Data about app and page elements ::
· · · · · · ·
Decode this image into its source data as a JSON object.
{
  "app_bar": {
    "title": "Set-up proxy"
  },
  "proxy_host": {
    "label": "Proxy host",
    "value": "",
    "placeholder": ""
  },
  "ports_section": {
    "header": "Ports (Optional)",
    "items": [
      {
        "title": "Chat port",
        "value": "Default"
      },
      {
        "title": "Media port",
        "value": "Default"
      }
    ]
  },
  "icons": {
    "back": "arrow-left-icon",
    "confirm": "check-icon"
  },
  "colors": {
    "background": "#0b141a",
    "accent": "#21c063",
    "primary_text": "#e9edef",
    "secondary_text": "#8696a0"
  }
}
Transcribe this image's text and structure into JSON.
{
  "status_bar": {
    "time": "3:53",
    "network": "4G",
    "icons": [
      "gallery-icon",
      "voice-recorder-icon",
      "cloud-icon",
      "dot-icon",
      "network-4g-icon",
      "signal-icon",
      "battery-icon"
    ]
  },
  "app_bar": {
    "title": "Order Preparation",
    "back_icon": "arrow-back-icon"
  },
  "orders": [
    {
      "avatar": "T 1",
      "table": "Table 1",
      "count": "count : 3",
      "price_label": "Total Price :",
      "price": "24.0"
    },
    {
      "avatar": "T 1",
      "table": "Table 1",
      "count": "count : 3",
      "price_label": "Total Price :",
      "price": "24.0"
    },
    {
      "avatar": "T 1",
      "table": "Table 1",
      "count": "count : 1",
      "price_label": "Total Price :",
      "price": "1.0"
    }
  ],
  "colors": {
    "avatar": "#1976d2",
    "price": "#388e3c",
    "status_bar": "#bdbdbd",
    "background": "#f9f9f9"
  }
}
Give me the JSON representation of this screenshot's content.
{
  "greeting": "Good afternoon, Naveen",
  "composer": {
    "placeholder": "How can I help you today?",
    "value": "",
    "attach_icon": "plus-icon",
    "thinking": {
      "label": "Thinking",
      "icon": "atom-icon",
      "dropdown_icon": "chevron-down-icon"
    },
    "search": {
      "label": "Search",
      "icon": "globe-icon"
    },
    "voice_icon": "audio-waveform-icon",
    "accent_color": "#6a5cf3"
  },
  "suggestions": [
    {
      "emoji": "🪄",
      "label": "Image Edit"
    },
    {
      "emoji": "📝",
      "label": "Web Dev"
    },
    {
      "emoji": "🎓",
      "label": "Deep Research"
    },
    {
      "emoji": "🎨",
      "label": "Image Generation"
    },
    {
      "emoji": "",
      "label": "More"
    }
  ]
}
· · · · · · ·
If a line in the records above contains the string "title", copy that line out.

Response for this exercise ::
    "title": "Set-up proxy"
        "title": "Chat port",
        "title": "Media port",
    "title": "Order Preparation",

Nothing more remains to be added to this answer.